-- WHAT TO WORK ON --
Scan the material for the word "title", and copy each line where it shows up.
|---|
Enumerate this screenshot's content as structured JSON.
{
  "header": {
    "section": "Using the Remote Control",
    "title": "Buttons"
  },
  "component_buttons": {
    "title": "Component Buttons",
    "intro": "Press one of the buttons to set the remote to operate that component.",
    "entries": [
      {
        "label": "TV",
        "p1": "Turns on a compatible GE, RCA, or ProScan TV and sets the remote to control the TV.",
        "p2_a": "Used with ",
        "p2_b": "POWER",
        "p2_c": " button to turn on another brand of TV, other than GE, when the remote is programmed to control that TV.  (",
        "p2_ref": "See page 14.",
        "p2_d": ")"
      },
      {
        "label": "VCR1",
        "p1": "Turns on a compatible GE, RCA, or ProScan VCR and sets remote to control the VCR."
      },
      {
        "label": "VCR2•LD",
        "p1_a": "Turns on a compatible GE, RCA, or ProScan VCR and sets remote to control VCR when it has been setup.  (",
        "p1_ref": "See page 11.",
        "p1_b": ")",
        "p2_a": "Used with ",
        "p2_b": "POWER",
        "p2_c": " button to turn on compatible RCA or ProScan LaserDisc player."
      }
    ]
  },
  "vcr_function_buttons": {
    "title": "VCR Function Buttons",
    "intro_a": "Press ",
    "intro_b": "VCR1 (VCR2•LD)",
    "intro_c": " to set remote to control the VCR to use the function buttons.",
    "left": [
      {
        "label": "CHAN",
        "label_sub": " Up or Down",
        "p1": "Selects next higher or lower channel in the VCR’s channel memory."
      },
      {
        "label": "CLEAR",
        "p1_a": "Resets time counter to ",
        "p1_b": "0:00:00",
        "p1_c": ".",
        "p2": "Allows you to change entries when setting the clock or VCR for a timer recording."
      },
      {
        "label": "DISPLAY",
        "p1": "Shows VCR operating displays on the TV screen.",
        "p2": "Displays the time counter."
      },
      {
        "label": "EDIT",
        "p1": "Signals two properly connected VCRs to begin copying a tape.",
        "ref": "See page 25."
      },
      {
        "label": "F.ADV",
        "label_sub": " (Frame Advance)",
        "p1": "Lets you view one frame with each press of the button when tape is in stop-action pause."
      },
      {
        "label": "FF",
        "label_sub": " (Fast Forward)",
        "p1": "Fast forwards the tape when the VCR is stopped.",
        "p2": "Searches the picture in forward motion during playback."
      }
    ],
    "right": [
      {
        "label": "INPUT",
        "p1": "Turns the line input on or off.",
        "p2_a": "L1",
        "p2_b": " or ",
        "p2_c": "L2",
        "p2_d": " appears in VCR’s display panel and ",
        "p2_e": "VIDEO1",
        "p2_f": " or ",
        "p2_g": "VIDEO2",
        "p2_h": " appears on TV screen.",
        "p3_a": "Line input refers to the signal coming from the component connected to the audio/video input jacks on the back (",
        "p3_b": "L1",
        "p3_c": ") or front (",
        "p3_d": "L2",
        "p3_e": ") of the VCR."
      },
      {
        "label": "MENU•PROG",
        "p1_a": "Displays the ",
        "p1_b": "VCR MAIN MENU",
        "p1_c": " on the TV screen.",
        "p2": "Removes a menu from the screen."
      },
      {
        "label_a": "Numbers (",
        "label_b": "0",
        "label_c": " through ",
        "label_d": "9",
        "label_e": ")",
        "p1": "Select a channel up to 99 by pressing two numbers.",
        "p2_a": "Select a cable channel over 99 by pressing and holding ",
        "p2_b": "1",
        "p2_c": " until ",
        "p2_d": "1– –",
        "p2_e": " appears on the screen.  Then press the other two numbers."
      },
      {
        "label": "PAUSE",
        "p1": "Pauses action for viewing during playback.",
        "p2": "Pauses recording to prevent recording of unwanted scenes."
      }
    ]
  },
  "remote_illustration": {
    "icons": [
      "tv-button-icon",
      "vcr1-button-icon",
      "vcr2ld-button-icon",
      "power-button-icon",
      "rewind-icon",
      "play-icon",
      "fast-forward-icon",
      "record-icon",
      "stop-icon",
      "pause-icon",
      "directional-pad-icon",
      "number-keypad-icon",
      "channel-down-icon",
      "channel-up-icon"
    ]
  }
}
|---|
-- SOLUTION TO THIS TASK --
    "title": "Buttons"
    "title": "Component Buttons",
    "title": "VCR Function Buttons",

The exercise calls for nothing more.